DATA FOR THE TASK: Begin

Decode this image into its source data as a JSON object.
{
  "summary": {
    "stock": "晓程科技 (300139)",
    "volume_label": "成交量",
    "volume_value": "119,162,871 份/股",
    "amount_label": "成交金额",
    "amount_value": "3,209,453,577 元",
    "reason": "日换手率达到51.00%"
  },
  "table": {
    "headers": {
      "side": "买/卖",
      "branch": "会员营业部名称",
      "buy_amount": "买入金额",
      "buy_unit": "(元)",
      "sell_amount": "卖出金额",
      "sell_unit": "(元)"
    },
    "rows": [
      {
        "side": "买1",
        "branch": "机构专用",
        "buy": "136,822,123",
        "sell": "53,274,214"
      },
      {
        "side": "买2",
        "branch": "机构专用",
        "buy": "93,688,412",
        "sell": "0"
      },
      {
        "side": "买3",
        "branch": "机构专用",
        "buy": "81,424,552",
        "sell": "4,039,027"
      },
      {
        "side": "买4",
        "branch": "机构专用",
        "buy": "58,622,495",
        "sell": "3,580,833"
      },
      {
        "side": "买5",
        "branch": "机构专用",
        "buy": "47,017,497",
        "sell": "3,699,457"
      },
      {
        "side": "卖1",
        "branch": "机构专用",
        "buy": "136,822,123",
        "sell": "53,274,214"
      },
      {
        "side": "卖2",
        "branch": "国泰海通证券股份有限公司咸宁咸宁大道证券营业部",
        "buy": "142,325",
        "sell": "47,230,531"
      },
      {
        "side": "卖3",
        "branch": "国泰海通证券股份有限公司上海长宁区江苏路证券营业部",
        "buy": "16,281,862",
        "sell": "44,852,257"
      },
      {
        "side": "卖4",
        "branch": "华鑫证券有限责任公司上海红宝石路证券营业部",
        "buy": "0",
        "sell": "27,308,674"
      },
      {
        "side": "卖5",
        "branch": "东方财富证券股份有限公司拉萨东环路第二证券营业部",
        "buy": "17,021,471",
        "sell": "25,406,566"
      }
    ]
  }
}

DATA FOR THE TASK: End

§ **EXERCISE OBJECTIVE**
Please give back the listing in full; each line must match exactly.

§ **RESPONSE BELOW**
Decode this image into its source data as a JSON object.
{
  "summary": {
    "stock": "晓程科技 (300139)",
    "volume_label": "成交量",
    "volume_value": "119,162,871 份/股",
    "amount_label": "成交金额",
    "amount_value": "3,209,453,577 元",
    "reason": "日换手率达到51.00%"
  },
  "table": {
    "headers": {
      "side": "买/卖",
      "branch": "会员营业部名称",
      "buy_amount": "买入金额",
      "buy_unit": "(元)",
      "sell_amount": "卖出金额",
      "sell_unit": "(元)"
    },
    "rows": [
      {
        "side": "买1",
        "branch": "机构专用",
        "buy": "136,822,123",
        "sell": "53,274,214"
      },
      {
        "side": "买2",
        "branch": "机构专用",
        "buy": "93,688,412",
        "sell": "0"
      },
      {
        "side": "买3",
        "branch": "机构专用",
        "buy": "81,424,552",
        "sell": "4,039,027"
      },
      {
        "side": "买4",
        "branch": "机构专用",
        "buy": "58,622,495",
        "sell": "3,580,833"
      },
      {
        "side": "买5",
        "branch": "机构专用",
        "buy": "47,017,497",
        "sell": "3,699,457"
      },
      {
        "side": "卖1",
        "branch": "机构专用",
        "buy": "136,822,123",
        "sell": "53,274,214"
      },
      {
        "side": "卖2",
        "branch": "国泰海通证券股份有限公司咸宁咸宁大道证券营业部",
        "buy": "142,325",
        "sell": "47,230,531"
      },
      {
        "side": "卖3",
        "branch": "国泰海通证券股份有限公司上海长宁区江苏路证券营业部",
        "buy": "16,281,862",
        "sell": "44,852,257"
      },
      {
        "side": "卖4",
        "branch": "华鑫证券有限责任公司上海红宝石路证券营业部",
        "buy": "0",
        "sell": "27,308,674"
      },
      {
        "side": "卖5",
        "branch": "东方财富证券股份有限公司拉萨东环路第二证券营业部",
        "buy": "17,021,471",
        "sell": "25,406,566"
      }
    ]
  }
}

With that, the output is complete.